The late Robert F. Kennedy famously said the following: “There are those who look at things the way they are, and ask why? … I dream of things that never were, and ask why not?”
I thought of those words this past Election Day when my fellow American citizens of all races and backgrounds collectively and affirmatively answered the question: “Why not an African American president?” Why not, indeed.
Many have noted how the fervor surrounding Obama’s historic campaign echoed the spirit of hope, enthusiasm, and hunger for change that the younger Kennedy inspired during his run for the presidency 40 years ago, and throughout his all-too-brief public life. It certainly inspired me.
I was a young community organizer (not a bad way of gaining leadership experience, FYI) when our paths first crossed. It was December 1965, and the first-term senator had decided to hold a series of Christmas parties for underprivileged kids throughout the five boroughs. Bedford-Stuyvesant was one of the sites selected. It was my home turf, and I went to work, making sure Sen. Kennedy got a prince’s reception when he arrived. He was impressed enough that I was invited to join his staff.
What I recall most vividly about my time with him was that he was genuine. Born to power and privilege, he believed the true value in both was the chance it afforded him to open the doors of opportunity for those who had neither. And he put that principle to work for the New Yorkers he represented.
One of the formative experiences of my life was working with Sen. Kennedy on the Bedford Stuyvesant Restoration Project, a largely unprecedented initiative that would become the template for urban development efforts nationwide for years to come.
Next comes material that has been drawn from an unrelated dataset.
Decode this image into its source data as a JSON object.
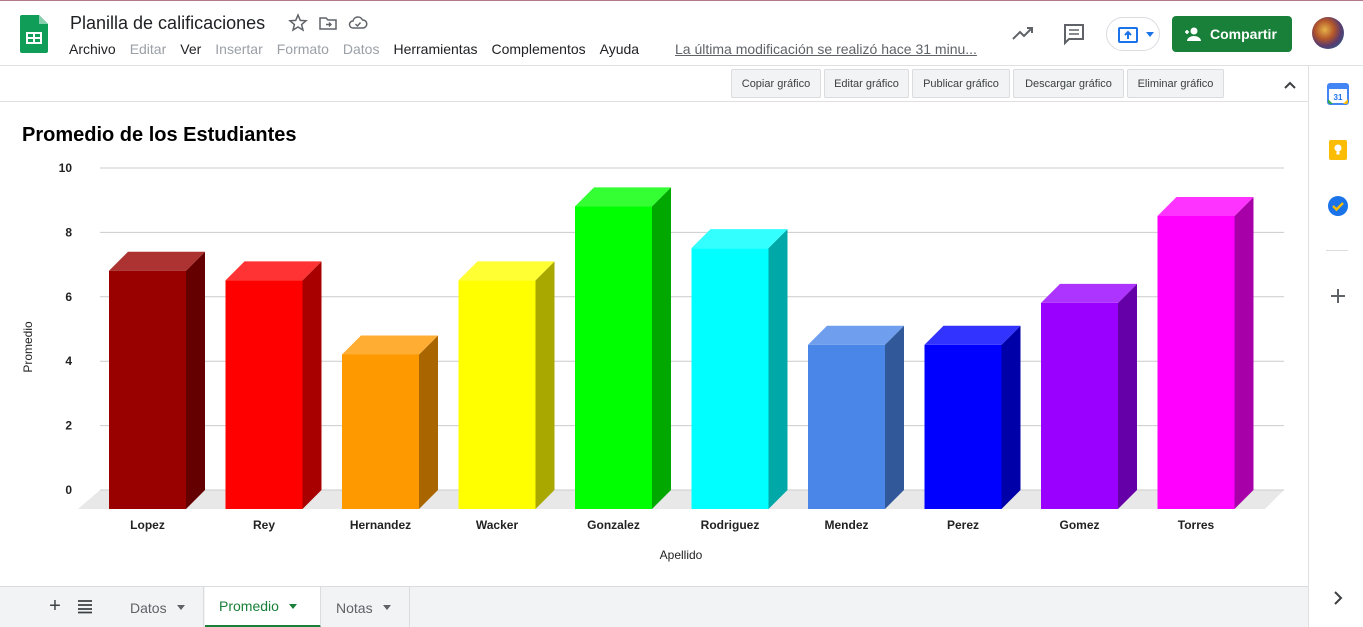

This was a personal effort for me because Bed-Stuy is where I was born and raised. By the mid-1960s, the stable, working-class neighborhood of my youth was in economic decline. Sen. Kennedy lent his name and influence to a revitalization effort that marshaled public and private investment in support of entrepreneurship, improved infrastructure, and better city services.
If the effort initially fell short of the lofty goals set for it, there is no denying the profound impact it has made in the long term. The program recently marked its 40th year, and it remains an agent of revitalization and opportunity, a fitting tribute to a man who believed that “as long as there is plenty, poverty is evil.”
Knowing Robert Kennedy and working for him couldn’t help but broaden one’s view of what was possible. I doubt I’d have had the courage to start my own magazine if I hadn’t had that experience. Nor would I have been able to keep faith with the idea that social advocacy can change lives and nations. His fingerprints are on nearly everything